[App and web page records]

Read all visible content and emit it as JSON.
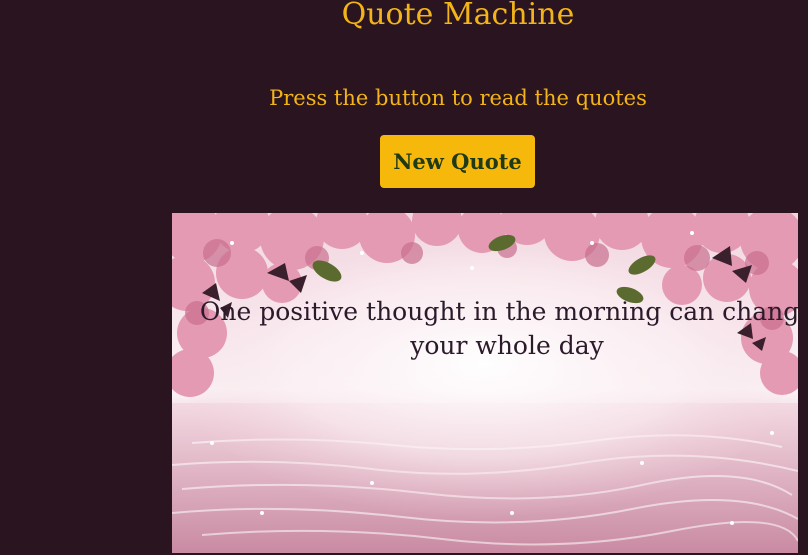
{
  "app": {
    "title": "Quote Machine",
    "instructions": "Press the button to read the quotes"
  },
  "controls": {
    "new_quote_label": "New Quote"
  },
  "quote": {
    "text": "One positive thought in the morning can change your whole day"
  },
  "colors": {
    "background": "#2a1420",
    "accent": "#f2b418",
    "button_bg": "#f7b80c",
    "button_text": "#1f3a14",
    "quote_text": "#2b1a2a"
  },
  "icons": {
    "background_picture": "pink-flowers-butterflies-water-image"
  }
}
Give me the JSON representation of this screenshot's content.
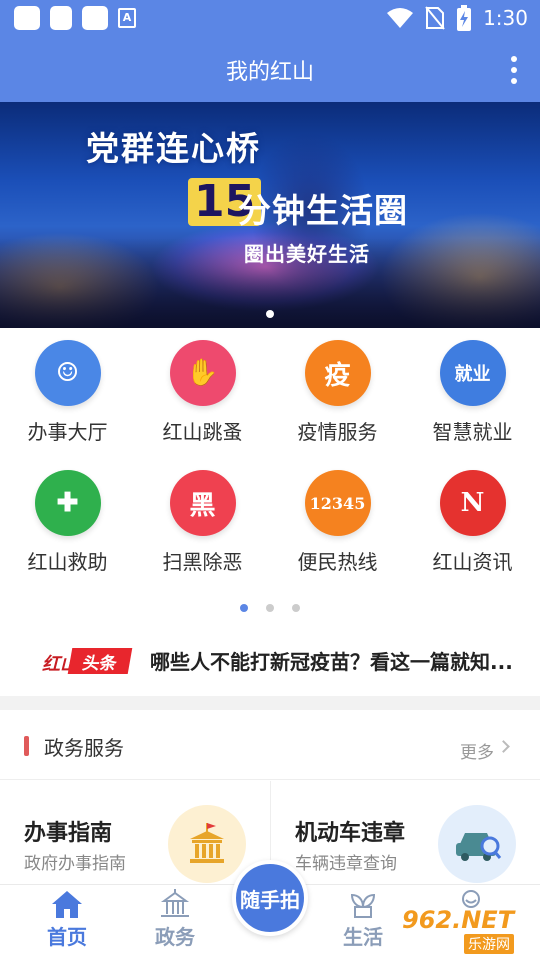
{
  "status_bar": {
    "time": "1:30",
    "icons": [
      "notification-icon",
      "notification-icon",
      "notification-icon",
      "accessibility-icon",
      "wifi-icon",
      "no-sim-icon",
      "battery-charging-icon"
    ]
  },
  "app_bar": {
    "title": "我的红山",
    "more_icon": "more-vertical-icon",
    "color": "#5b86e5"
  },
  "banner": {
    "title": "党群连心桥",
    "number": "15",
    "subtitle": "分钟生活圈",
    "tagline": "圈出美好生活",
    "active_slide": 1,
    "slide_count": 1
  },
  "quick_menu": [
    {
      "label": "办事大厅",
      "icon": "service-hall-icon",
      "color": "#4a87e6",
      "glyph": "☺"
    },
    {
      "label": "红山跳蚤",
      "icon": "handshake-icon",
      "color": "#ee4a6e",
      "glyph": "✋"
    },
    {
      "label": "疫情服务",
      "icon": "epidemic-icon",
      "color": "#f5821f",
      "glyph": "疫"
    },
    {
      "label": "智慧就业",
      "icon": "employment-icon",
      "color": "#3f7de0",
      "glyph": "就业"
    },
    {
      "label": "红山救助",
      "icon": "relief-icon",
      "color": "#2fb04d",
      "glyph": "✚"
    },
    {
      "label": "扫黑除恶",
      "icon": "anti-crime-icon",
      "color": "#ef4150",
      "glyph": "黑"
    },
    {
      "label": "便民热线",
      "icon": "hotline-icon",
      "color": "#f5821f",
      "glyph": "12345"
    },
    {
      "label": "红山资讯",
      "icon": "news-icon",
      "color": "#e5322f",
      "glyph": "N"
    }
  ],
  "quick_menu_pager": {
    "pages": 3,
    "active": 1
  },
  "headline": {
    "logo_text": "红山",
    "logo_tag": "头条",
    "text": "哪些人不能打新冠疫苗？看这一篇就知..."
  },
  "gov_section": {
    "title": "政务服务",
    "more_label": "更多",
    "cards": [
      {
        "title": "办事指南",
        "subtitle": "政府办事指南",
        "icon": "government-building-icon",
        "bg": "#fdf0d2"
      },
      {
        "title": "机动车违章",
        "subtitle": "车辆违章查询",
        "icon": "car-search-icon",
        "bg": "#e3eefb"
      }
    ]
  },
  "bottom_nav": {
    "items": [
      {
        "label": "首页",
        "icon": "home-icon",
        "active": true
      },
      {
        "label": "政务",
        "icon": "government-icon",
        "active": false
      },
      {
        "label": "生活",
        "icon": "sprout-icon",
        "active": false
      },
      {
        "label": "",
        "icon": "profile-icon",
        "active": false
      }
    ],
    "fab_label": "随手拍"
  },
  "watermark": {
    "site": "962.NET",
    "sub": "乐游网"
  }
}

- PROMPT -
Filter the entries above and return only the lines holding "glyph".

- SOLUTION TO THIS TASK -
      "glyph": "☺"
      "glyph": "✋"
      "glyph": "疫"
      "glyph": "就业"
      "glyph": "✚"
      "glyph": "黑"
      "glyph": "12345"
      "glyph": "N"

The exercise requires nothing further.